Awanthi at the age of five


There is an old shoe box that dwells on the top shelf of my closet. It is where paper photographs of my childhood reside.

I spent a part of the afternoon sitting cross-legged on the floor of my closet, looking through the contents of the box. There are the photographs that never made it to the digital world for various reasons. I don’t even remember that they exist most of the time. But they don’t just exist; they matter.

There is an old pressed flower that is falling apart. The sad thing is that I don’t remember its origins, or its significance. I don’t know why I kept it. The sentiment is lost, but I am loath to throw that flower away.

There are old love letters from my first boyfriend. Again, I have no idea why I keep these. I haven’t seen him since I was eighteen, and the most we ever did was kiss.

There’s a small zipped bag containing Bingo’s hair. Darling Bingo. He remains the only dog I have ever really and truly been in love with. I know I’ll never open it, but as I close my eyes and try to remember what it felt like to hug him, the tears escape anyway. I haven’t cried about him in years, but I suddenly miss him so much.

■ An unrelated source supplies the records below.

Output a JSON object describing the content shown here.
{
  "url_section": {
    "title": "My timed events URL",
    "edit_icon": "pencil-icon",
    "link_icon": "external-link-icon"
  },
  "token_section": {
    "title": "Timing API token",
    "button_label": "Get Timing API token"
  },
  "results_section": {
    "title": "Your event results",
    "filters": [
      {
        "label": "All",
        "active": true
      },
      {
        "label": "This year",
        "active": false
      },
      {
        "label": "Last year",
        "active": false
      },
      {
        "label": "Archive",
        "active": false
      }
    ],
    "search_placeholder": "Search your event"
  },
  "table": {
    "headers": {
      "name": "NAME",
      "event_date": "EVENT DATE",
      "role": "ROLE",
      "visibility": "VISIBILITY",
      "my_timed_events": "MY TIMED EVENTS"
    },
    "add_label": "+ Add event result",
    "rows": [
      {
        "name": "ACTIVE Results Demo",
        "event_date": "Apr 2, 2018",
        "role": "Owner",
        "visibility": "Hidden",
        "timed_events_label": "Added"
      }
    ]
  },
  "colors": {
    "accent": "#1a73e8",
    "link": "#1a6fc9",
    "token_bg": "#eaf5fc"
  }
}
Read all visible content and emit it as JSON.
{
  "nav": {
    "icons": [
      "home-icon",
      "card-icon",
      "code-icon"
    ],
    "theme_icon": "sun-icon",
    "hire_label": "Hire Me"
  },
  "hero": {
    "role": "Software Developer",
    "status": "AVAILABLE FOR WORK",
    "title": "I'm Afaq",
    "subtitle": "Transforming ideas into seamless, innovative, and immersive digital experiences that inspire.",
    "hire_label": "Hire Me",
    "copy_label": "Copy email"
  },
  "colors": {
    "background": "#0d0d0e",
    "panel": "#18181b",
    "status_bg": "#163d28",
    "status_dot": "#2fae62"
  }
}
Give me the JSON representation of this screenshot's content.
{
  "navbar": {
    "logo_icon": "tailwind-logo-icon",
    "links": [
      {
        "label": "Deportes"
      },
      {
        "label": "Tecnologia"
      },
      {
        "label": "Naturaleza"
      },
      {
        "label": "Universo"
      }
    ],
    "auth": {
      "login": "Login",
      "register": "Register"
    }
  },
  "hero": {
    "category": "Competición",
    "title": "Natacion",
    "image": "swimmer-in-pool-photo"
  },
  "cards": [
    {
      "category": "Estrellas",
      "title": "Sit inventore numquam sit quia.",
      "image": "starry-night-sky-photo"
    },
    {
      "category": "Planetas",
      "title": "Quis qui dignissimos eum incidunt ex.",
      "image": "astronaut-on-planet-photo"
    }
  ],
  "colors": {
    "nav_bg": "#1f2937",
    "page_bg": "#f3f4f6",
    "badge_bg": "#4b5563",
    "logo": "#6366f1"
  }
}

There are the photographs that never made it to the digital world for various reasons. I look at the picture of me at the age of five, caught, perhaps, in the act of doing my homework. My face hasn’t changed very much at all. I trace the face of the child in the picture with my forefinger. I had no idea then of the woman I would grow up to be, but I will always remember how it felt to be that child. I had just faced rejection from my father, who never wanted to see us again. I wouldn’t see him again for twenty-seven years. I already loved books, and I already loved to dance. They would remain my comforts through a very difficult and often traumatic childhood. I look at the wide grin and I can’t help grinning back. I feel a surge of affection for little Awanthi.

If only I could step through this paper photograph into the past, and tell her that she is beautiful, and set her free.